There are ugly wins, and then there’s the Jackson Pollock the Tigers put up tonight in Hattiesburg. Fitting, I suppose, for a rivalry that in football terms has been called “Black and Blue.” Some thoughts:
• Sometimes halftime can be terribly inconvenient. Elliot Williams erased memories of a certain missed dunk by drilling seven three-pointers in the first half — seven treys in 20 minutes — to stake the Tigers to a 41-26 halftime lead. I was surprised to see Josh Pastner shake up his starting lineup by sitting point guard Willie Kemp to make room for Wesley Witherspoon. But in doing so, the Tiger offense had to go through Williams, and his shot was all they needed in the first half. (By the way, the only player to make more than seven three-pointers in an entire game for Memphis is Roburt Sallie, who dropped ten in the Tigers’ opening-round win of last season’s NCAA tournament. His eight for the game are a Tiger regular-season record.)
Great to see Kemp drain those game-winning free throws, even with his minutes reduced to 17.

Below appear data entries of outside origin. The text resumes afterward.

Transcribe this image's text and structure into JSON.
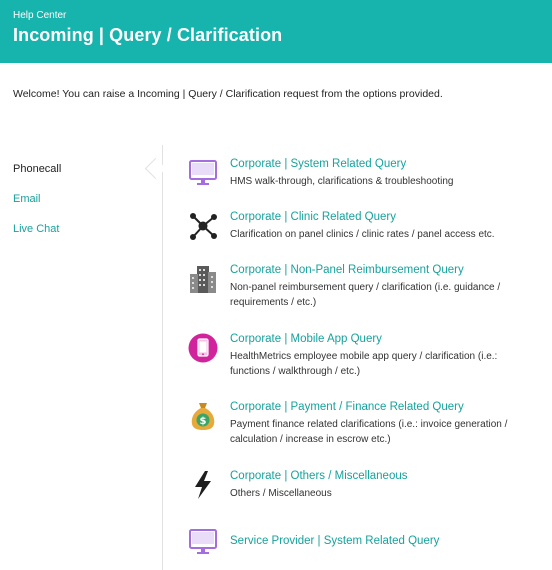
{
  "header": {
    "subtitle": "Help Center",
    "title": "Incoming | Query / Clarification"
  },
  "welcome_text": "Welcome! You can raise a Incoming | Query / Clarification request from the options provided.",
  "nav": {
    "items": [
      {
        "label": "Phonecall",
        "active": true
      },
      {
        "label": "Email",
        "active": false
      },
      {
        "label": "Live Chat",
        "active": false
      }
    ]
  },
  "options": [
    {
      "title": "Corporate | System Related Query",
      "desc": "HMS walk-through, clarifications & troubleshooting",
      "icon": "monitor-icon"
    },
    {
      "title": "Corporate | Clinic Related Query",
      "desc": "Clarification on panel clinics / clinic rates / panel access etc.",
      "icon": "network-icon"
    },
    {
      "title": "Corporate | Non-Panel Reimbursement Query",
      "desc": "Non-panel reimbursement query / clarification (i.e. guidance / requirements / etc.)",
      "icon": "building-icon"
    },
    {
      "title": "Corporate | Mobile App Query",
      "desc": "HealthMetrics employee mobile app query / clarification (i.e.: functions / walkthrough / etc.)",
      "icon": "mobile-icon"
    },
    {
      "title": "Corporate | Payment / Finance Related Query",
      "desc": "Payment finance related clarifications (i.e.: invoice generation / calculation / increase in escrow etc.)",
      "icon": "money-bag-icon"
    },
    {
      "title": "Corporate | Others / Miscellaneous",
      "desc": "Others / Miscellaneous",
      "icon": "lightning-icon"
    },
    {
      "title": "Service Provider | System Related Query",
      "desc": "",
      "icon": "monitor-icon"
    }
  ],
  "colors": {
    "header_bg": "#17b3ad",
    "link": "#17a29c",
    "monitor_purple": "#a46ee0",
    "mobile_magenta": "#d1239b",
    "money_gold": "#e6a93a"
  }
}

• The tandem of Pierre Henderson-Niles and Will Coleman in the pivot for Memphis is baffling. The only true big men Pastner can turn to, the pair tonight combined for 10 rebounds (PHN played 24 minutes, Coleman 23). Southern Miss outrebounded Memphis, 32-26, making this only the second game the Tigers have won this season after losing the rebound battle.
Just as troubling as the inability of PHN and Coleman to control the boards is the fact they combined for exactly two field-goal attempts. There is simply no interior presence to the Tigers’ offense. PHN’s hands aren’t exactly soft, and Coleman’s game is, well, unrefined. Makes an opposing team’s decision to double-team perimeter threats an easy one.
• Where is Doneal Mack? Facing two teams that played lots of zone, Mack missed 10 of 12 shots against Syracuse and nine of 10 tonight. With an eight- or nine-man rotation, a basketball team can hide a cold shooter. But for this year’s Tiger squad, Mack and Sallie — when unable to score from long-distance — are that sore pimple squarely in the middle of their team’s forehead.
• I’ve seen enough of D.J. Stephens’ leaping ability to grow convinced he should play 10 to 15 minutes a game for two elements he brings: shot-blocking ability and offensive rebounding. He’s good for at least one “surprise” block a game when a shooter simply underestimates his hops. And he’ll attack the glass on the offensive end in a way I haven’t seen from the big boys yet.